CNN reports President Bush "is expected perhaps as early as tomorrow to unveil his ideas for how to reform the intelligence community. Aides say that that could track largely with what the 9/11 Commission has recommended." The AP adds that yesterday the President "led a videoconference meeting of his working group on the Sept. 11 commission's recommendations." Administration sources "have said that presidential approval of some of the changes suggested by the commission could come by early next week."

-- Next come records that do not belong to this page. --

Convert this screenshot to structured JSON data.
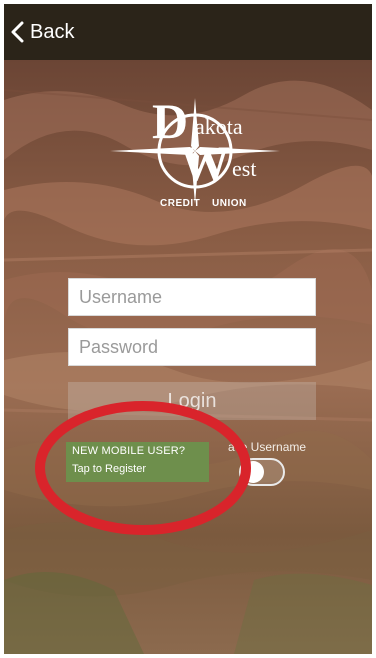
{
  "nav": {
    "back_label": "Back"
  },
  "logo": {
    "letter_d": "D",
    "word_dakota": "akota",
    "letter_w": "W",
    "word_west": "est",
    "tagline_left": "CREDIT",
    "tagline_right": "UNION"
  },
  "form": {
    "username_placeholder": "Username",
    "password_placeholder": "Password",
    "login_label": "Login",
    "save_username_label": "ave Username",
    "save_username_on": false
  },
  "register": {
    "line1": "NEW MOBILE USER?",
    "line2": "Tap to Register"
  },
  "colors": {
    "navbar": "#2b2419",
    "register_bg": "#6e8f4c",
    "annotation_circle": "#d9242b",
    "field_bg": "#ffffff"
  }
}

The St Louis Post Dispatch reports, however, that "the mounting sense of haste poses risks of its own, say some experts on national security and intelligence." Experts say "that the changes under consideration. . .are extensive and require a great deal of planning. Moreover, they are the kind of major shifts that the country is likely to have to live with for years." David Ignatius adds in his Washington Post column that "as President Bush and John Kerry race to endorse the commission's agenda for change, you'd think the proposals had been handed down from heaven itself, rather than offered up for public discussion." Ignatius notes, "What these recommendations should trigger and what the country badly needs is a real debate about how best to fight terrorism, not a rubber stamp."